──────── Supplied information

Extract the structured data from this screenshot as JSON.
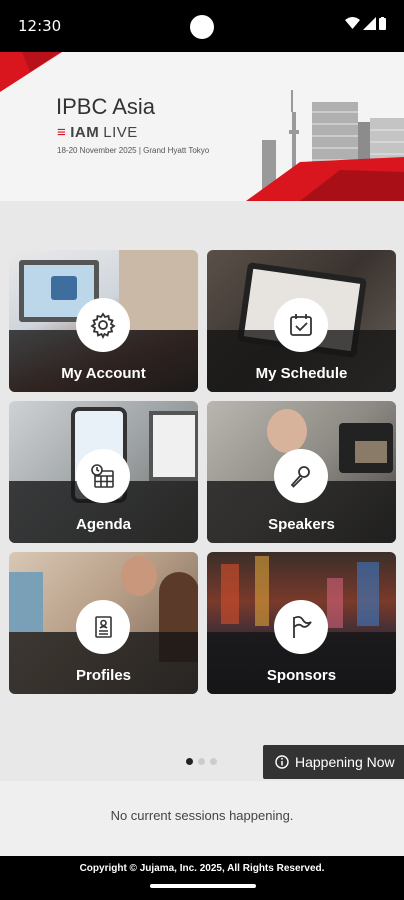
{
  "status_bar": {
    "time": "12:30",
    "icons": [
      "wifi-icon",
      "signal-icon",
      "battery-icon"
    ]
  },
  "banner": {
    "title": "IPBC Asia",
    "logo_iam": "IAM",
    "logo_live": "LIVE",
    "subtitle": "18-20 November 2025 | Grand Hyatt Tokyo"
  },
  "tiles": [
    {
      "label": "My Account",
      "icon": "gear-icon"
    },
    {
      "label": "My Schedule",
      "icon": "calendar-check-icon"
    },
    {
      "label": "Agenda",
      "icon": "calendar-clock-icon"
    },
    {
      "label": "Speakers",
      "icon": "microphone-icon"
    },
    {
      "label": "Profiles",
      "icon": "profile-card-icon"
    },
    {
      "label": "Sponsors",
      "icon": "flag-icon"
    }
  ],
  "pager": {
    "count": 3,
    "active": 0
  },
  "happening_now": {
    "label": "Happening Now",
    "icon": "info-icon"
  },
  "sessions": {
    "empty_text": "No current sessions happening."
  },
  "footer": {
    "copyright": "Copyright © Jujama, Inc. 2025, All Rights Reserved."
  },
  "colors": {
    "brand_red": "#d9151d",
    "dark": "#333333",
    "background": "#e8e8e8"
  }
}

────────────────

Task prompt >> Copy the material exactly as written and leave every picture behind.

Answer section >>
Extract the structured data from this screenshot as JSON.
{
  "status_bar": {
    "time": "12:30",
    "icons": [
      "wifi-icon",
      "signal-icon",
      "battery-icon"
    ]
  },
  "banner": {
    "title": "IPBC Asia",
    "logo_iam": "IAM",
    "logo_live": "LIVE",
    "subtitle": "18-20 November 2025 | Grand Hyatt Tokyo"
  },
  "tiles": [
    {
      "label": "My Account",
      "icon": "gear-icon"
    },
    {
      "label": "My Schedule",
      "icon": "calendar-check-icon"
    },
    {
      "label": "Agenda",
      "icon": "calendar-clock-icon"
    },
    {
      "label": "Speakers",
      "icon": "microphone-icon"
    },
    {
      "label": "Profiles",
      "icon": "profile-card-icon"
    },
    {
      "label": "Sponsors",
      "icon": "flag-icon"
    }
  ],
  "pager": {
    "count": 3,
    "active": 0
  },
  "happening_now": {
    "label": "Happening Now",
    "icon": "info-icon"
  },
  "sessions": {
    "empty_text": "No current sessions happening."
  },
  "footer": {
    "copyright": "Copyright © Jujama, Inc. 2025, All Rights Reserved."
  },
  "colors": {
    "brand_red": "#d9151d",
    "dark": "#333333",
    "background": "#e8e8e8"
  }
}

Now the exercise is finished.